I tried the Booster 60 over the course of a day on the flat and at a local play spot. Initially I was quite surprised by its overall size. The room offered inside is excellent and with the new 2002 outfitting getting comfortable was not an issue. It comes fitted with a multitude of ratchet adjustable fittings including backrest, thigh-straps and footrest. And thankfully Riot have ditched those awful “strap” adjustable devices seats and opted for a “bolted” in option with comfy foam pad.
This review is from the perspective of an intermediate paddler and represents the best outline of performance that I can offer based on 2 weeks paddling grade 4 rivers in Austria and 2 weeks play boating and surfing. It also should be remembered that I personally, love this boat.
This boat spins! It’s really loose but forgiving enough to make spinning easy even in bouncy holes. On a wave, it’s fast and carves well, though it doesn’t feel as positive as the Riot boats. However, it’s much easier to correct and quicker to respond to changes in edge. It’s real attribute though for those that know what they’re doing, has to be the bounce. I have no ability in terms of aerial moves, but know a few people who have been in my boat that know what they’re doing. Smiles all round seem to be the response. Apparently it’s got loads of spring for loops etc.
Having previous paddled the Booster 55 and a brief spell in the Air 55, I was looking for a boat with the best attributes of both: speed, looseness and great carving but with good tracking ability and positive handling. Over the last 6 weeks, I haven’t been disappointed in the Turbo 52.
Sam Ellis styles it down Cauldrons Snout. A class V+ stretch of whitewater on the River Tees (UK).
Sam Ellis running the Cauldron Snout on the River Tees. You can count on one hand how many times this section has been successfully run. But this is the first time it has been ran with a substantial amount of water. The river was at approximately 0.7 on the nearest river level gauge.
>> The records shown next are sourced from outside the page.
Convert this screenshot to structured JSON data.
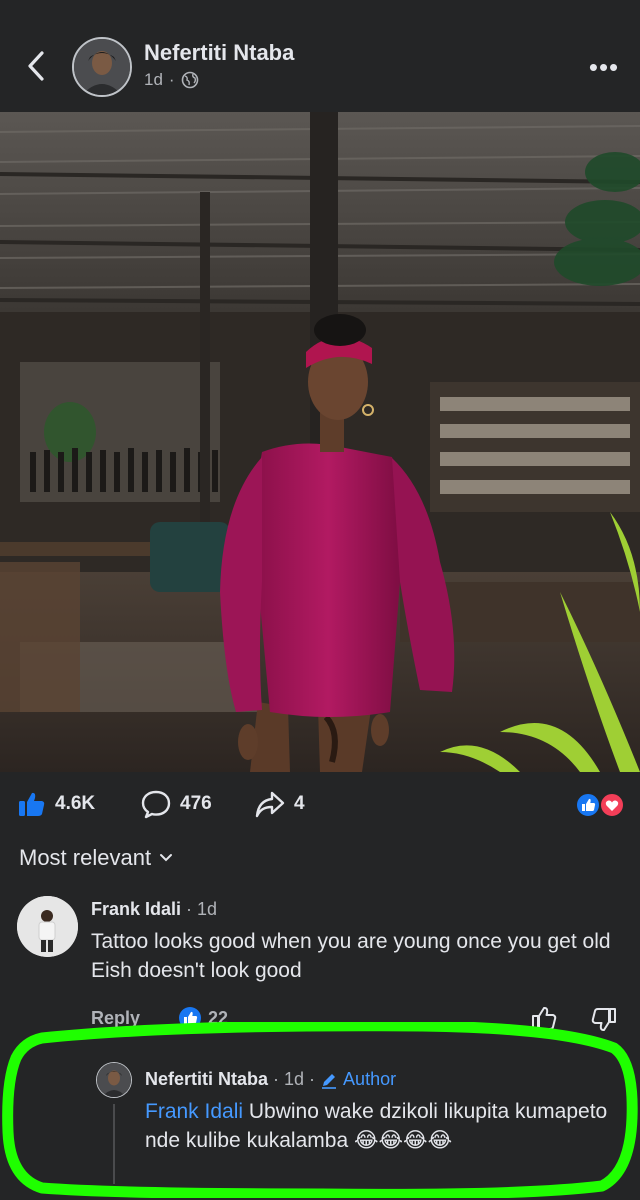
{
  "post": {
    "author": "Nefertiti Ntaba",
    "time": "1d",
    "time_separator": "·",
    "privacy_icon": "globe-icon",
    "more_label": "•••"
  },
  "stats": {
    "likes": "4.6K",
    "comments": "476",
    "shares": "4"
  },
  "sort": {
    "label": "Most relevant"
  },
  "comments": [
    {
      "author": "Frank Idali",
      "time": "· 1d",
      "text": "Tattoo looks good when you are young once you get old Eish doesn't look good",
      "reply_label": "Reply",
      "reaction_count": "22"
    }
  ],
  "reply": {
    "author": "Nefertiti Ntaba",
    "time": "· 1d ·",
    "badge": "Author",
    "mention": "Frank Idali",
    "text": " Ubwino wake dzikoli likupita kumapeto nde kulibe kukalamba ",
    "emojis": "😂😂😂😂"
  },
  "colors": {
    "background": "#242526",
    "accent_blue": "#1877f2",
    "link_blue": "#4599ff",
    "highlight_green": "#1fff00",
    "dress_magenta": "#a3155a"
  }
}
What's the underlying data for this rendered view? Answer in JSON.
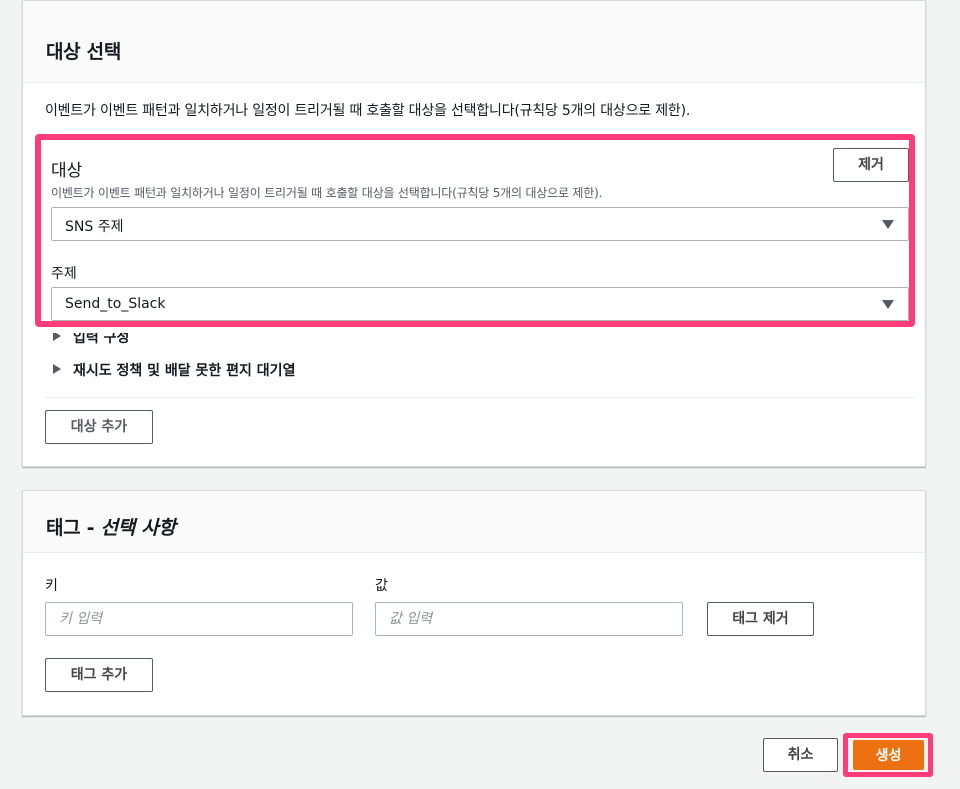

Cauldron Snout is 180m long and is recognised as Englands longest waterfall which looses 61m giving it a gradient of 34 percent. Sit back watch and enjoy!